Website and app data records:
-- Opening Marker --

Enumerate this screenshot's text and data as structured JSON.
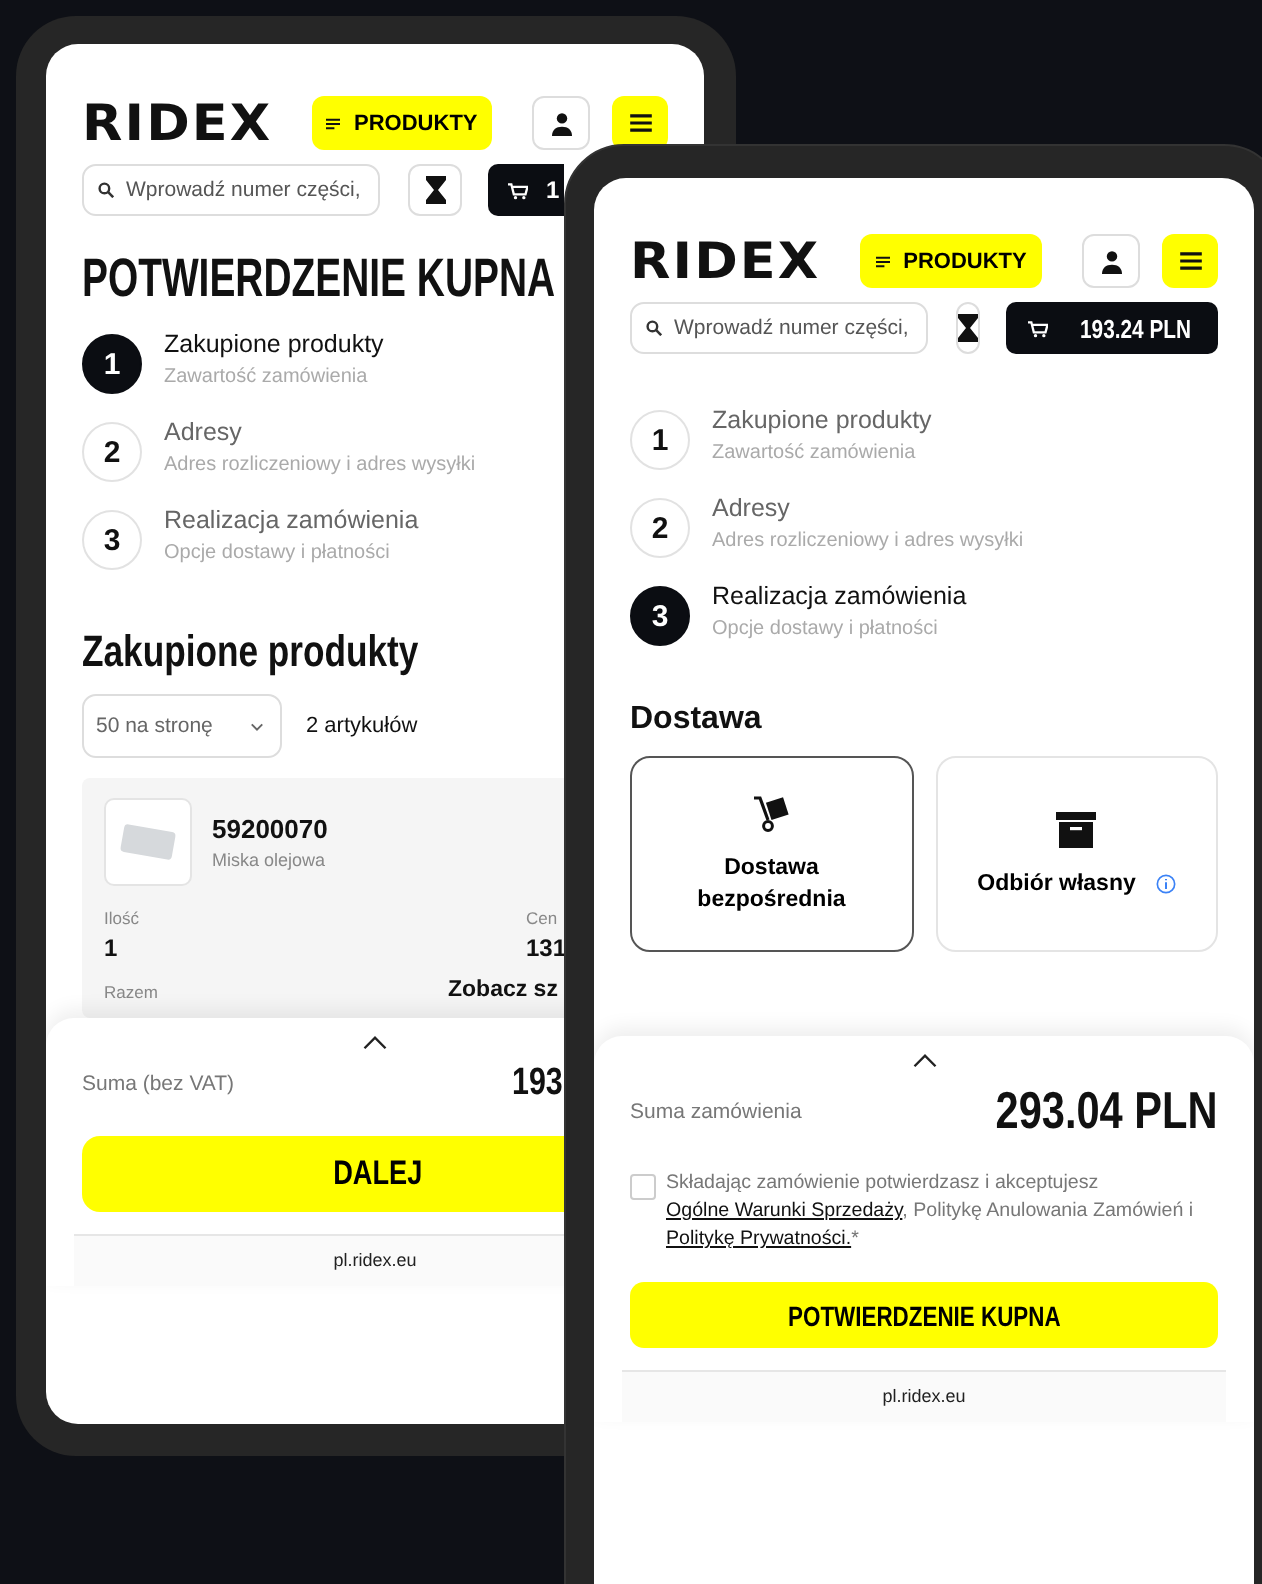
{
  "back_phone": {
    "logo": "RIDEX",
    "products_button": "PRODUKTY",
    "search": {
      "placeholder": "Wprowadź numer części,"
    },
    "cart_total": "1",
    "page_title": "POTWIERDZENIE KUPNA",
    "steps": [
      {
        "number": "1",
        "title": "Zakupione produkty",
        "subtitle": "Zawartość zamówienia",
        "selected": true
      },
      {
        "number": "2",
        "title": "Adresy",
        "subtitle": "Adres rozliczeniowy i adres wysyłki",
        "selected": false
      },
      {
        "number": "3",
        "title": "Realizacja zamówienia",
        "subtitle": "Opcje dostawy i płatności",
        "selected": false
      }
    ],
    "section_title": "Zakupione produkty",
    "per_page": "50 na stronę",
    "item_count": "2 artykułów",
    "product": {
      "number": "59200070",
      "name": "Miska olejowa",
      "quantity_label": "Ilość",
      "quantity": "1",
      "price_label": "Cen",
      "price": "131",
      "total_label": "Razem",
      "details_link": "Zobacz sz"
    },
    "summary": {
      "label": "Suma (bez VAT)",
      "value": "193"
    },
    "primary_button": "DALEJ",
    "url": "pl.ridex.eu"
  },
  "front_phone": {
    "logo": "RIDEX",
    "products_button": "PRODUKTY",
    "search": {
      "placeholder": "Wprowadź numer części,"
    },
    "cart_total": "193.24 PLN",
    "steps": [
      {
        "number": "1",
        "title": "Zakupione produkty",
        "subtitle": "Zawartość zamówienia",
        "selected": false
      },
      {
        "number": "2",
        "title": "Adresy",
        "subtitle": "Adres rozliczeniowy i adres wysyłki",
        "selected": false
      },
      {
        "number": "3",
        "title": "Realizacja zamówienia",
        "subtitle": "Opcje dostawy i płatności",
        "selected": true
      }
    ],
    "section_title": "Dostawa",
    "delivery_options": [
      {
        "kind": "courier",
        "label": "Dostawa bezpośrednia",
        "selected": true,
        "info": false
      },
      {
        "kind": "pickup",
        "label": "Odbiór własny",
        "selected": false,
        "info": true
      }
    ],
    "summary": {
      "label": "Suma zamówienia",
      "value": "293.04 PLN"
    },
    "terms": {
      "checked": false,
      "parts": [
        {
          "text": "Składając zamówienie potwierdzasz i akceptujesz ",
          "link": false
        },
        {
          "text": "Ogólne Warunki Sprzedaży",
          "link": true
        },
        {
          "text": ", Politykę Anulowania Zamówień i ",
          "link": false
        },
        {
          "text": "Politykę Prywatności.",
          "link": true
        },
        {
          "text": "*",
          "link": false
        }
      ]
    },
    "primary_button": "POTWIERDZENIE KUPNA",
    "url": "pl.ridex.eu"
  }
}
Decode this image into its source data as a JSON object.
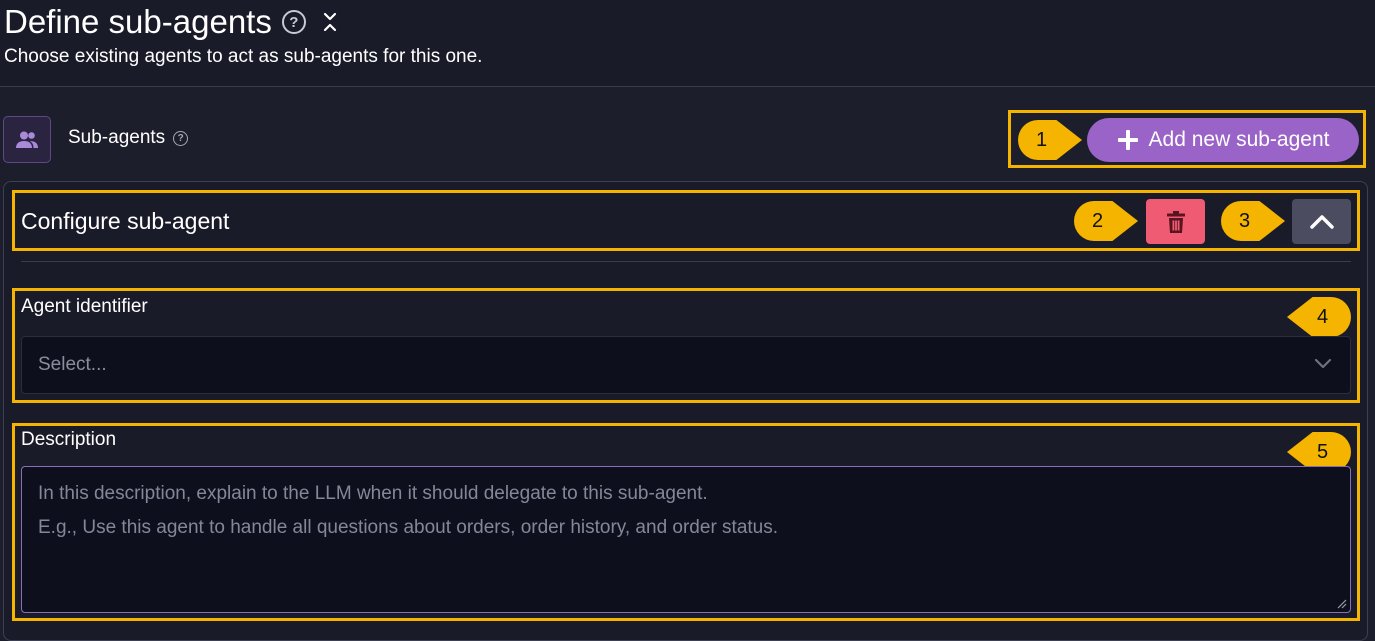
{
  "header": {
    "title": "Define sub-agents",
    "subtitle": "Choose existing agents to act as sub-agents for this one."
  },
  "section": {
    "label": "Sub-agents",
    "add_button_label": "Add new sub-agent"
  },
  "card": {
    "title": "Configure sub-agent",
    "agent_identifier": {
      "label": "Agent identifier",
      "placeholder": "Select..."
    },
    "description": {
      "label": "Description",
      "placeholder_line1": "In this description, explain to the LLM when it should delegate to this sub-agent.",
      "placeholder_line2": "E.g., Use this agent to handle all questions  about orders, order history, and order status."
    }
  },
  "annotations": [
    "1",
    "2",
    "3",
    "4",
    "5"
  ],
  "icons": {
    "help": "help-circle-icon",
    "collapse": "collapse-icon",
    "users": "users-icon",
    "plus": "plus-icon",
    "trash": "trash-icon",
    "chevron_up": "chevron-up-icon",
    "chevron_down": "chevron-down-icon"
  },
  "colors": {
    "highlight": "#f5b400",
    "primary": "#9a63c8",
    "danger": "#ef5b72",
    "background": "#1d1e2b"
  }
}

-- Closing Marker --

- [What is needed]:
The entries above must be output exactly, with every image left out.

- [Output]:
Enumerate this screenshot's text and data as structured JSON.
{
  "back_phone": {
    "logo": "RIDEX",
    "products_button": "PRODUKTY",
    "search": {
      "placeholder": "Wprowadź numer części,"
    },
    "cart_total": "1",
    "page_title": "POTWIERDZENIE KUPNA",
    "steps": [
      {
        "number": "1",
        "title": "Zakupione produkty",
        "subtitle": "Zawartość zamówienia",
        "selected": true
      },
      {
        "number": "2",
        "title": "Adresy",
        "subtitle": "Adres rozliczeniowy i adres wysyłki",
        "selected": false
      },
      {
        "number": "3",
        "title": "Realizacja zamówienia",
        "subtitle": "Opcje dostawy i płatności",
        "selected": false
      }
    ],
    "section_title": "Zakupione produkty",
    "per_page": "50 na stronę",
    "item_count": "2 artykułów",
    "product": {
      "number": "59200070",
      "name": "Miska olejowa",
      "quantity_label": "Ilość",
      "quantity": "1",
      "price_label": "Cen",
      "price": "131",
      "total_label": "Razem",
      "details_link": "Zobacz sz"
    },
    "summary": {
      "label": "Suma (bez VAT)",
      "value": "193"
    },
    "primary_button": "DALEJ",
    "url": "pl.ridex.eu"
  },
  "front_phone": {
    "logo": "RIDEX",
    "products_button": "PRODUKTY",
    "search": {
      "placeholder": "Wprowadź numer części,"
    },
    "cart_total": "193.24 PLN",
    "steps": [
      {
        "number": "1",
        "title": "Zakupione produkty",
        "subtitle": "Zawartość zamówienia",
        "selected": false
      },
      {
        "number": "2",
        "title": "Adresy",
        "subtitle": "Adres rozliczeniowy i adres wysyłki",
        "selected": false
      },
      {
        "number": "3",
        "title": "Realizacja zamówienia",
        "subtitle": "Opcje dostawy i płatności",
        "selected": true
      }
    ],
    "section_title": "Dostawa",
    "delivery_options": [
      {
        "kind": "courier",
        "label": "Dostawa bezpośrednia",
        "selected": true,
        "info": false
      },
      {
        "kind": "pickup",
        "label": "Odbiór własny",
        "selected": false,
        "info": true
      }
    ],
    "summary": {
      "label": "Suma zamówienia",
      "value": "293.04 PLN"
    },
    "terms": {
      "checked": false,
      "parts": [
        {
          "text": "Składając zamówienie potwierdzasz i akceptujesz ",
          "link": false
        },
        {
          "text": "Ogólne Warunki Sprzedaży",
          "link": true
        },
        {
          "text": ", Politykę Anulowania Zamówień i ",
          "link": false
        },
        {
          "text": "Politykę Prywatności.",
          "link": true
        },
        {
          "text": "*",
          "link": false
        }
      ]
    },
    "primary_button": "POTWIERDZENIE KUPNA",
    "url": "pl.ridex.eu"
  }
}
Decode this image into its source data as a JSON object.
{
  "header": {
    "title": "Define sub-agents",
    "subtitle": "Choose existing agents to act as sub-agents for this one."
  },
  "section": {
    "label": "Sub-agents",
    "add_button_label": "Add new sub-agent"
  },
  "card": {
    "title": "Configure sub-agent",
    "agent_identifier": {
      "label": "Agent identifier",
      "placeholder": "Select..."
    },
    "description": {
      "label": "Description",
      "placeholder_line1": "In this description, explain to the LLM when it should delegate to this sub-agent.",
      "placeholder_line2": "E.g., Use this agent to handle all questions  about orders, order history, and order status."
    }
  },
  "annotations": [
    "1",
    "2",
    "3",
    "4",
    "5"
  ],
  "icons": {
    "help": "help-circle-icon",
    "collapse": "collapse-icon",
    "users": "users-icon",
    "plus": "plus-icon",
    "trash": "trash-icon",
    "chevron_up": "chevron-up-icon",
    "chevron_down": "chevron-down-icon"
  },
  "colors": {
    "highlight": "#f5b400",
    "primary": "#9a63c8",
    "danger": "#ef5b72",
    "background": "#1d1e2b"
  }
}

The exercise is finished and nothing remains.